Work to complete: For the records below, work out the number of lines holding "title" and reply with only that.

Information:
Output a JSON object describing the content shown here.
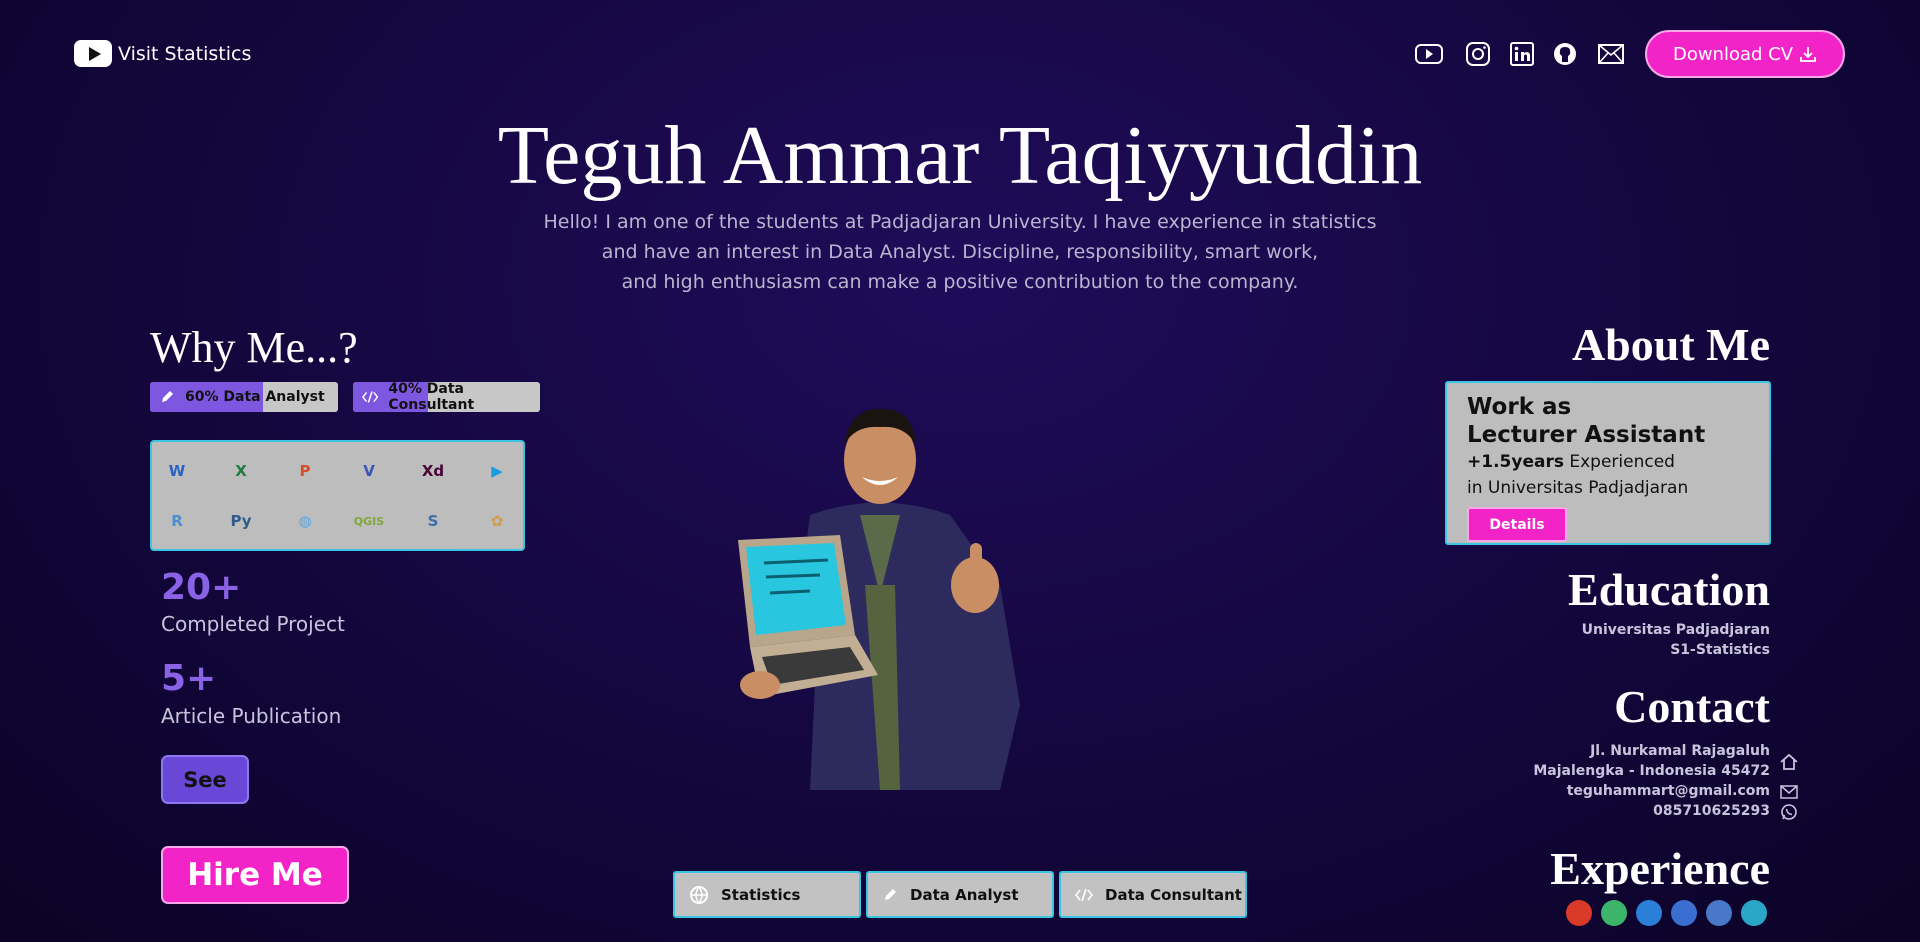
{
  "nav": {
    "brand_label": "Visit Statistics",
    "social_icons": [
      "youtube-icon",
      "instagram-icon",
      "linkedin-icon",
      "github-icon",
      "mail-icon"
    ],
    "download_cv_label": "Download CV"
  },
  "hero": {
    "name": "Teguh Ammar Taqiyyuddin",
    "intro_lines": [
      "Hello! I am one of the students at Padjadjaran University. I have experience in statistics",
      "and have an interest in Data Analyst. Discipline, responsibility, smart work,",
      "and high enthusiasm can make a positive contribution to the company."
    ]
  },
  "why_me": {
    "title": "Why Me...?",
    "skills": [
      {
        "label": "60% Data Analyst",
        "percent": 60,
        "icon": "pen-icon"
      },
      {
        "label": "40% Data Consultant",
        "percent": 40,
        "icon": "code-icon"
      }
    ],
    "tools": [
      {
        "name": "word-icon",
        "glyph": "W",
        "color": "#2b5fc4"
      },
      {
        "name": "excel-icon",
        "glyph": "X",
        "color": "#1f7a43"
      },
      {
        "name": "powerpoint-icon",
        "glyph": "P",
        "color": "#d2502c"
      },
      {
        "name": "visio-icon",
        "glyph": "V",
        "color": "#3a55b8"
      },
      {
        "name": "adobe-xd-icon",
        "glyph": "Xd",
        "color": "#470137"
      },
      {
        "name": "google-play-icon",
        "glyph": "▶",
        "color": "#1a9be0"
      },
      {
        "name": "r-icon",
        "glyph": "R",
        "color": "#4b8fd0"
      },
      {
        "name": "python-icon",
        "glyph": "Py",
        "color": "#2f5c8a"
      },
      {
        "name": "globe-icon",
        "glyph": "◍",
        "color": "#5aa7e0"
      },
      {
        "name": "qgis-icon",
        "glyph": "QGIS",
        "color": "#7ea83a"
      },
      {
        "name": "spss-icon",
        "glyph": "S",
        "color": "#3f6fa8"
      },
      {
        "name": "minitab-icon",
        "glyph": "✿",
        "color": "#d39b4a"
      }
    ],
    "stats": [
      {
        "value": "20+",
        "label": "Completed Project"
      },
      {
        "value": "5+",
        "label": "Article Publication"
      }
    ],
    "see_label": "See",
    "hire_label": "Hire Me"
  },
  "tabs": [
    {
      "label": "Statistics",
      "icon": "globe-icon"
    },
    {
      "label": "Data Analyst",
      "icon": "pen-icon"
    },
    {
      "label": "Data Consultant",
      "icon": "code-icon"
    }
  ],
  "about": {
    "title": "About Me",
    "work_line1": "Work as",
    "work_line2": "Lecturer Assistant",
    "years": "+1.5years",
    "experienced": " Experienced",
    "place": "in Universitas Padjadjaran",
    "details_label": "Details"
  },
  "education": {
    "title": "Education",
    "school": "Universitas Padjadjaran",
    "degree": "S1-Statistics"
  },
  "contact": {
    "title": "Contact",
    "address1": "Jl. Nurkamal Rajagaluh",
    "address2": "Majalengka - Indonesia 45472",
    "email": "teguhammart@gmail.com",
    "phone": "085710625293"
  },
  "experience": {
    "title": "Experience",
    "logos": [
      {
        "name": "unpad-logo-icon",
        "color": "#d93a2a"
      },
      {
        "name": "u-logo-icon",
        "color": "#3cb46a"
      },
      {
        "name": "wave-logo-icon",
        "color": "#2b7fd8"
      },
      {
        "name": "jet-logo-icon",
        "color": "#3a6ed0"
      },
      {
        "name": "badge-logo-icon",
        "color": "#4a78c8"
      },
      {
        "name": "triangle-logo-icon",
        "color": "#2aa6c8"
      }
    ]
  }
}
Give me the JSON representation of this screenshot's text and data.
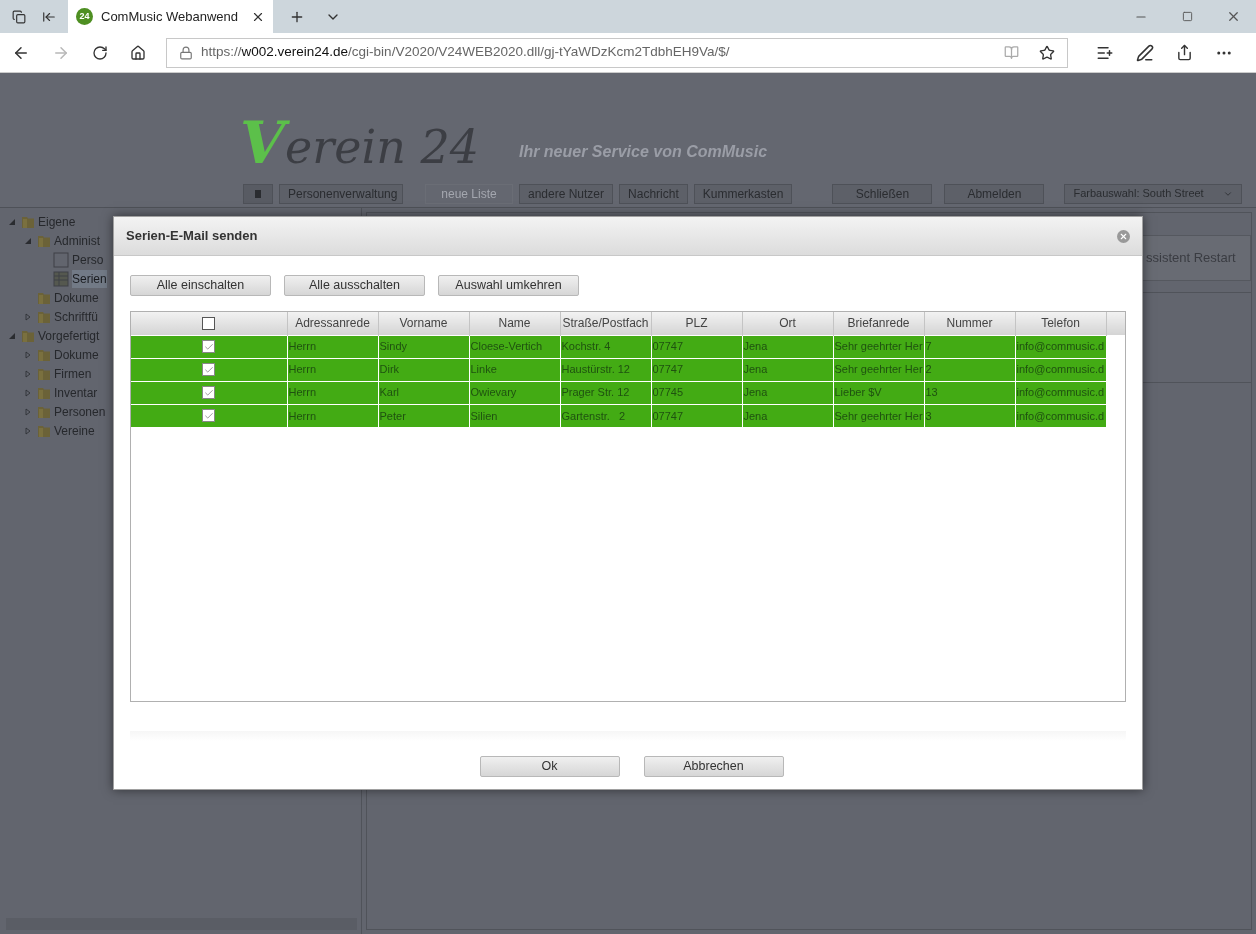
{
  "browser": {
    "tab": {
      "favicon": "24",
      "title": "ComMusic Webanwend"
    },
    "url": [
      "https://",
      "w002.verein24.de",
      "/cgi-bin/V2020/V24WEB2020.dll/gj-tYaWDzKcm2TdbhEH9Va/$/"
    ]
  },
  "header": {
    "logo": "Verein 24",
    "tagline": "Ihr neuer Service von ComMusic"
  },
  "toolbar": [
    {
      "label": "Personenverwaltung",
      "disabled": false
    },
    {
      "label": "neue Liste",
      "disabled": true
    },
    {
      "label": "andere Nutzer",
      "disabled": false
    },
    {
      "label": "Nachricht",
      "disabled": false
    },
    {
      "label": "Kummerkasten",
      "disabled": false
    }
  ],
  "toolbar_right": [
    "Schließen",
    "Abmelden"
  ],
  "theme_select": "Farbauswahl: South Street",
  "tree": [
    {
      "label": "Eigene",
      "kind": "branch",
      "expanded": true,
      "selected": false,
      "children": [
        {
          "label": "Administ",
          "kind": "branch",
          "expanded": true,
          "selected": false,
          "children": [
            {
              "label": "Perso",
              "kind": "page",
              "selected": false
            },
            {
              "label": "Serien",
              "kind": "sheet",
              "selected": true
            }
          ]
        },
        {
          "label": "Dokume",
          "kind": "folder",
          "selected": false
        },
        {
          "label": "Schriftfü",
          "kind": "branch",
          "expanded": false,
          "selected": false
        }
      ]
    },
    {
      "label": "Vorgefertigt",
      "kind": "branch",
      "expanded": true,
      "selected": false,
      "children": [
        {
          "label": "Dokume",
          "kind": "branch",
          "expanded": false,
          "selected": false
        },
        {
          "label": "Firmen",
          "kind": "branch",
          "expanded": false,
          "selected": false
        },
        {
          "label": "Inventar",
          "kind": "branch",
          "expanded": false,
          "selected": false
        },
        {
          "label": "Personen",
          "kind": "branch",
          "expanded": false,
          "selected": false
        },
        {
          "label": "Vereine",
          "kind": "branch",
          "expanded": false,
          "selected": false
        }
      ]
    }
  ],
  "background_button": "ssistent Restart",
  "dialog": {
    "title": "Serien-E-Mail senden",
    "actions": [
      "Alle einschalten",
      "Alle ausschalten",
      "Auswahl umkehren"
    ],
    "table": {
      "header_checked": false,
      "columns": [
        "Adressanrede",
        "Vorname",
        "Name",
        "Straße/Postfach",
        "PLZ",
        "Ort",
        "Briefanrede",
        "Nummer",
        "Telefon"
      ],
      "rows": [
        {
          "checked": true,
          "cells": [
            "Herrn",
            "Sindy",
            "Cloese-Vertich",
            "Kochstr. 4",
            "07747",
            "Jena",
            "Sehr geehrter Her",
            "7",
            "info@commusic.d"
          ]
        },
        {
          "checked": true,
          "cells": [
            "Herrn",
            "Dirk",
            "Linke",
            "Haustürstr. 12",
            "07747",
            "Jena",
            "Sehr geehrter Her",
            "2",
            "info@commusic.d"
          ]
        },
        {
          "checked": true,
          "cells": [
            "Herrn",
            "Karl",
            "Owievary",
            "Prager Str. 12",
            "07745",
            "Jena",
            "Lieber $V",
            "13",
            "info@commusic.d"
          ]
        },
        {
          "checked": true,
          "cells": [
            "Herrn",
            "Peter",
            "Silien",
            "Gartenstr.   2",
            "07747",
            "Jena",
            "Sehr geehrter Her",
            "3",
            "info@commusic.d"
          ]
        }
      ]
    },
    "buttons": [
      "Ok",
      "Abbrechen"
    ]
  }
}
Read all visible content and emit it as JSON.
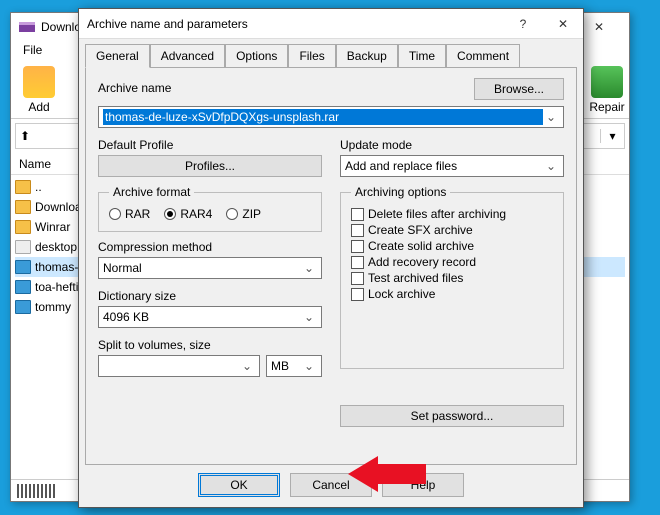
{
  "bg": {
    "title": "Downloads",
    "menu": [
      "File"
    ],
    "toolbar": {
      "add": "Add",
      "repair": "Repair"
    },
    "list_header": "Name",
    "rows": [
      "..",
      "Downloads",
      "Winrar",
      "desktop.ini",
      "thomas-de-luze",
      "toa-heftiba",
      "tommy"
    ]
  },
  "dialog": {
    "title": "Archive name and parameters",
    "tabs": [
      "General",
      "Advanced",
      "Options",
      "Files",
      "Backup",
      "Time",
      "Comment"
    ],
    "browse": "Browse...",
    "archive_name_label": "Archive name",
    "archive_name_value": "thomas-de-luze-xSvDfpDQXgs-unsplash.rar",
    "default_profile_label": "Default Profile",
    "profiles_btn": "Profiles...",
    "update_mode_label": "Update mode",
    "update_mode_value": "Add and replace files",
    "archive_format_legend": "Archive format",
    "formats": {
      "rar": "RAR",
      "rar4": "RAR4",
      "zip": "ZIP"
    },
    "compression_label": "Compression method",
    "compression_value": "Normal",
    "dict_label": "Dictionary size",
    "dict_value": "4096 KB",
    "split_label": "Split to volumes, size",
    "split_unit": "MB",
    "options_legend": "Archiving options",
    "options": [
      "Delete files after archiving",
      "Create SFX archive",
      "Create solid archive",
      "Add recovery record",
      "Test archived files",
      "Lock archive"
    ],
    "set_password": "Set password...",
    "ok": "OK",
    "cancel": "Cancel",
    "help": "Help"
  }
}
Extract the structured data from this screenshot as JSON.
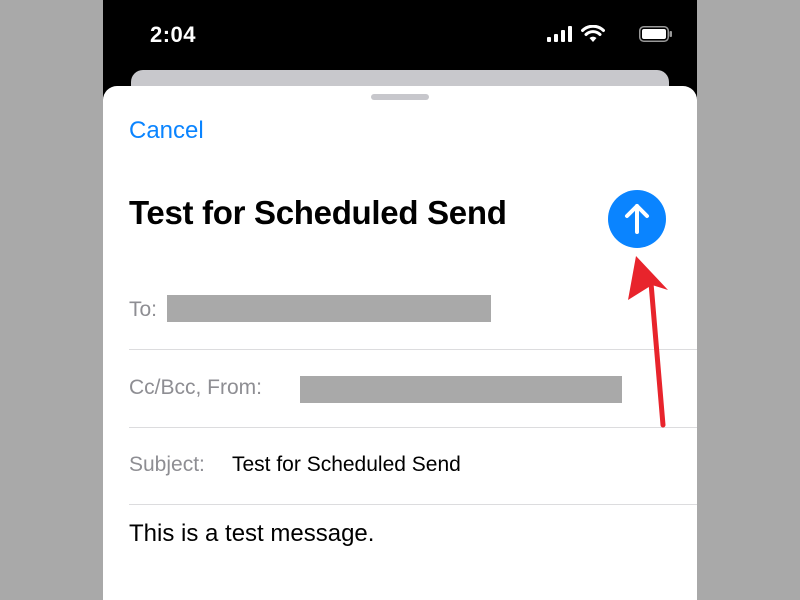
{
  "status_bar": {
    "time": "2:04",
    "icons": [
      "cellular-signal-icon",
      "wifi-icon",
      "battery-icon"
    ]
  },
  "compose": {
    "cancel_label": "Cancel",
    "title": "Test for Scheduled Send",
    "send_icon": "arrow-up-icon",
    "to_label": "To:",
    "cc_from_label": "Cc/Bcc, From:",
    "subject_label": "Subject:",
    "subject_value": "Test for Scheduled Send",
    "body": "This is a test message."
  },
  "colors": {
    "accent": "#0a84ff",
    "annotation": "#e8242c",
    "redaction": "#a9a9a9"
  }
}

Exercise solution: 10